Kid A and I had our first post-Mummy dust up last night.
For reasons best known to her, she tried to pick a fight with me about leaving lights on unnecessarily. (Like all eight-year-olds, she’s convinced that we’re all just one unrecycled cereal packet away from environmental Armageddon. Ha! Wait till she hears about where we’re going…)
There’s so much going on right now and she wants to take a stand on light bulbs? I knew that wasn’t really the problem, so I tried to find out what was really upsetting her, beyond the obvious of ‘my mum moved to the desert three days ago, and you’ve already given us the same supper for two nights running’.
(Admittedly, this is true, but as I’d spent half of Sunday afternoon making the effing thing, there was no way I wasn’t going to milk it for all it was worth).

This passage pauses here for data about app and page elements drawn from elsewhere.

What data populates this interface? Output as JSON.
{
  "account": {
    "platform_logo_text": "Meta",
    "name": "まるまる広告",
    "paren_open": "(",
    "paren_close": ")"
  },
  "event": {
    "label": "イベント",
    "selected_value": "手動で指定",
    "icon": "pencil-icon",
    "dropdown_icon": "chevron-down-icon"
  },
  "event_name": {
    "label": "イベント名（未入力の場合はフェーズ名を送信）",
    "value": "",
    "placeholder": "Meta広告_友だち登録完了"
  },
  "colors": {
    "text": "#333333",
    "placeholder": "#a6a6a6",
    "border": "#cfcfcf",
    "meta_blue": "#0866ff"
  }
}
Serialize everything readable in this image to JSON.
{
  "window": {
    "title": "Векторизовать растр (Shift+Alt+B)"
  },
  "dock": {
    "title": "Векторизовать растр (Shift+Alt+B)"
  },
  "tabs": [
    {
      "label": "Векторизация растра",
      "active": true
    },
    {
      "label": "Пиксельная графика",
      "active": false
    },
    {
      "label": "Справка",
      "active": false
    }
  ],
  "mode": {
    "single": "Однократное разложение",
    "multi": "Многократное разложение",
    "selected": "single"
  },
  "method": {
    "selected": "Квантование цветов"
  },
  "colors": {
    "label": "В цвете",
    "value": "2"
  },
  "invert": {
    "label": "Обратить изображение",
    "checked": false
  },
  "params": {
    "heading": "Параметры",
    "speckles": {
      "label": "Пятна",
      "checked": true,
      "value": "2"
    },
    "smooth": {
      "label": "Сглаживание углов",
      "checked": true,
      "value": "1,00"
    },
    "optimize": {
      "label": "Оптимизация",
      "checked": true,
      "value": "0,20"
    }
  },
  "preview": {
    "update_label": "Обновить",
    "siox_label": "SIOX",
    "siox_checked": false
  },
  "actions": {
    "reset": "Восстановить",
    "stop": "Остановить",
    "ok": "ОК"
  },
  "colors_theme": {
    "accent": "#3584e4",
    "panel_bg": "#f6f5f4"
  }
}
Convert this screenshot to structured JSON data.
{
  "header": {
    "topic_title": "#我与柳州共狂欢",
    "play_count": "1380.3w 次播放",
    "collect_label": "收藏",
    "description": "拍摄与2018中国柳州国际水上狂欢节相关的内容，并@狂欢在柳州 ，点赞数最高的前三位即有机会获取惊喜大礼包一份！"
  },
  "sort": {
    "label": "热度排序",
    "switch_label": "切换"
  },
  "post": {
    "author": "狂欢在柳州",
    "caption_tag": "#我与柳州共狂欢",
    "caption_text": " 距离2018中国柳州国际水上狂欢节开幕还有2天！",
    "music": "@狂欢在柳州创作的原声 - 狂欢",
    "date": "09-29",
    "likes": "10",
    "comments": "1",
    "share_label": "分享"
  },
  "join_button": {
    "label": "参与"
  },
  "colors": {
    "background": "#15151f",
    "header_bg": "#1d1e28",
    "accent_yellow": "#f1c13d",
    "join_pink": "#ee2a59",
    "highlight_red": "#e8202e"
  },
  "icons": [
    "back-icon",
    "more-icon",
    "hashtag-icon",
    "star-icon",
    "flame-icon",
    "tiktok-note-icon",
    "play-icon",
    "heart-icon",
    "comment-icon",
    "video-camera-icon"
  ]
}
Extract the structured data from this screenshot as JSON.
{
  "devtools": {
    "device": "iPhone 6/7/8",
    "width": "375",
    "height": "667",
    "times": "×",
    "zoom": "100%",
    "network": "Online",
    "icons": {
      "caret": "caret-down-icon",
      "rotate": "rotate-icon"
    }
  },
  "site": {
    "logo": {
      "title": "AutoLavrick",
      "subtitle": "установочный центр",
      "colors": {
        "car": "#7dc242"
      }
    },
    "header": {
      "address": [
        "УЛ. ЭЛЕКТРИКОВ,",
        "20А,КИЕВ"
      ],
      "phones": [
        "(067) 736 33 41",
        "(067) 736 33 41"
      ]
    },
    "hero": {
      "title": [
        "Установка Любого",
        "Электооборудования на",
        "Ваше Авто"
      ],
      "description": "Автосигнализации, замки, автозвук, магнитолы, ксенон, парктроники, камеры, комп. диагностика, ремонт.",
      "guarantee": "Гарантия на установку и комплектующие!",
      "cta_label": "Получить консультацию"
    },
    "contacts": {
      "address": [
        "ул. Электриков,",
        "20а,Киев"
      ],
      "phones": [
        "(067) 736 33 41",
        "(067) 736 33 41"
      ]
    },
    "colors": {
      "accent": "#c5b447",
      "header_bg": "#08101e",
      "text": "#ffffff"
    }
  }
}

But no, it turns out that she’s worried about never seeing her friends again, and not making new ones in Doha, or her new classroom being unfamiliar, or crying in class at the end of term, and what if some boys laugh at her if she cries in class..?
All valid worries, and ones we all have a variant of running through our heads – even the grown-ups who’re supposed to know everything.
Especially the grown-ups.
I’m doing the English thing of channelling my anxieties, doubts and fears into a barrage of sarcastic blog posts. But make no mistake, these things are huge when you’re eight. Massive. Especially if the last time you moved house you were still at nursery. She’s without a frame of reference.
And then I remembered the email I’d received this week from my old mate Tim. He was my best friend when I was her age. When I moved away from our village in the mid-80s, that was very much that. Back then, ‘social media’ meant me calling his landline from my landline. Who could have foreseen where technology would take us?
So I told Kid A my version of what she was going through…
The highlight of my week when I was eight was when Tim would bring in to school his freshly-delivered 2000AD and we
would pore over the latest adventures of Judge Dredd and its heady mix of sci-fi and satire. But I didn’t just love it because it opened my young eyes and mind to worlds and possibilities far beyond ultra-rural Suffolk. No, I was into it because my best friend was into it.
He could have been into macramé, budgie wrangling or pro-celebrity underage ice snooker – it wouldn’t have mattered.
But through that shared connection there was a friendship and a bond, one I missed massively when I moved away. A friendship I wondered if I would find a replacement for.
But one that I did.
I told her that I knew how much it meant to her now, because I knew how much it had meant to me then.
And we talked about what we should do the next time we felt sad but couldn’t express why, and then we agreed not to fight about light switches again, and then she went to bed.
Just another Tuesday, basically.